I’m documenting the growth, successes, and failures in our backyard space. It’s been about a month since I introduced you to the pond, and two months since I introduced the garden.
We have reached the height of summer here in the mountains. This is our hottest month, and while it seems dry out there, August is usually even drier. As you’ll see in the photos, there have been some real successes here in the garden, but what you don’t see is that there have also been a few failures/areas for improvement.
Fist, a surprising success : look at this clematis!
That vine grows in a small bed, that’s more like a container built into a little nook in our deck. It doesn’t have any irrigation, so the soil is extremely dry if not watered regularly. Last summer I was so busy with baby Luc, that I completely ignored this area. I barely watered it, and I didn’t care that the vine never grew (seriously, it grew maybe 10 inches and then died). Fortunately, with ample water, it came back in full force this summer and is covered in beautiful blooms!
I think that it also serves as a great reminder of the resilience of plants, and about how lush a garden can be with just a bit of care.
In the photo above, I’m showing off the echinacea that I planted this summer. I planted four of these around the yard (two in this bed and two near the pond). As you can see, these are successfully blooming, and I’m hoping to let their seed ponds fall into the bed for some self-seeding action. Unfortunately, one near the pond died – it suffered from a lack of watering and also an attack by our garden mice!…
The mice seem to be living in the beds along the deck, and I’m looking for ways to get rid of them or at least minimize their foraging. They’ve been eating some of the black-eyed susan flowers that I planted as well as the veggies in our veggie patch (so we haven’t been eating the vegetables, just to be safe). Any mice advice?
Behind the echinacea is an extremely large pot – I have two of these, and both are planted with a purple grass and those flowers. I’m totally blanking on the name of those flowers. It’s a nice combination that’s done well for me two years in a row.

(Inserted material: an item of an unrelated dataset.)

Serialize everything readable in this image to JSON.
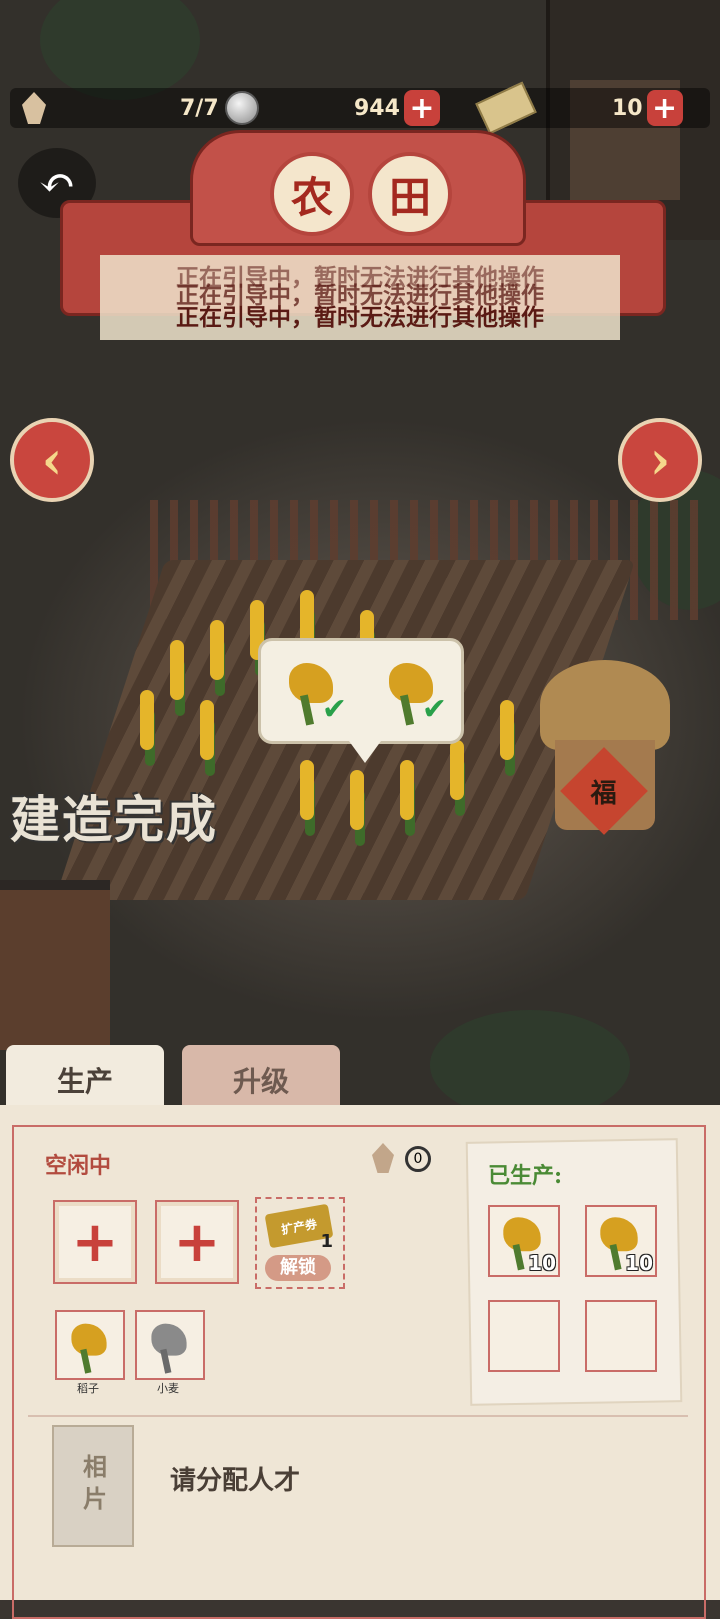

The photo above shows one of my potting surprises. I planted these violas and pansies in early spring when I wanted something to fill the pot but knew that only something cold-hardy would do. I expected to fill the pots with something more heat tolerant once summer arrived, but these beauties keep flowering! They do look a bit leggy, but really not that bad, so I’m going to keep them here for a bit longer and then I’m hoping to transplant them to a shade spot under one of our Aspen trees, and see how well they do there (the violas should come back as a perennial).
As I surmised in my introductory post, we have raspberries that fruit on old growth (known as floricane-fruiting). Since I cut down all of the canes when we moved in (spring of 2015), new canes grew last summer and now they are all producing fruit! We have so many berries out there right now, only a small handful of really ripe ones so far, but more and more and ready every day.
I’m not sure what method I’m going to use for maintaining the raspberries. Part of me wants to cut down all of the canes again after this growing season (new and old growth), but that would meant that then we won’t have any fruit next summer. Or, I could go in and selectively thin the canes – cutting down the old growth and keeping the new growth. If I’m feeling ambitious and have the time, I may try this method… either way, I’ll keep you posted, and in the meantime, we’re enjoying this year’s bumper crop!
In the pond, our waterlilies are doing fantastic!… so is the algae! It’s a daily battle to go in and remove the string algae, but if I stay on top of it, the pond looks beautiful. We have these two lilies blooming right now, and I can see that the plants are multiplying – sending out new roots and plants within the containers. They seem to be such vigorous growers that I’m thinking about putting them in even bigger containers next year to encourage new plants.
The smaller plants floating around the lillies are the fairy moss. It’s growing well, but I think that next year I’ll order even more, because it’s not covering the pond as quickly as I’d like (I want it to cover the pond to help shade-out the algae).
A few of our other pond plants are doing well, but are still relatively small, so I’ll share updates on those in a future post.
I’d still like to add a couple of fish to the pond, but without more plant cover, I think they’d be immediate prey for the birds and other wildlife around our house…
I’m definitely highlighting the successes, because that’s what makes the gardening fun, and these are the areas my eyes turn to every time I walk out the door. Maybe I’ll share more of my “eh” areas in the next post. There are a few spaces where I was hoping to see big changes this year, but I’m starting to realize that I may have to settle for a slower evolution of the space.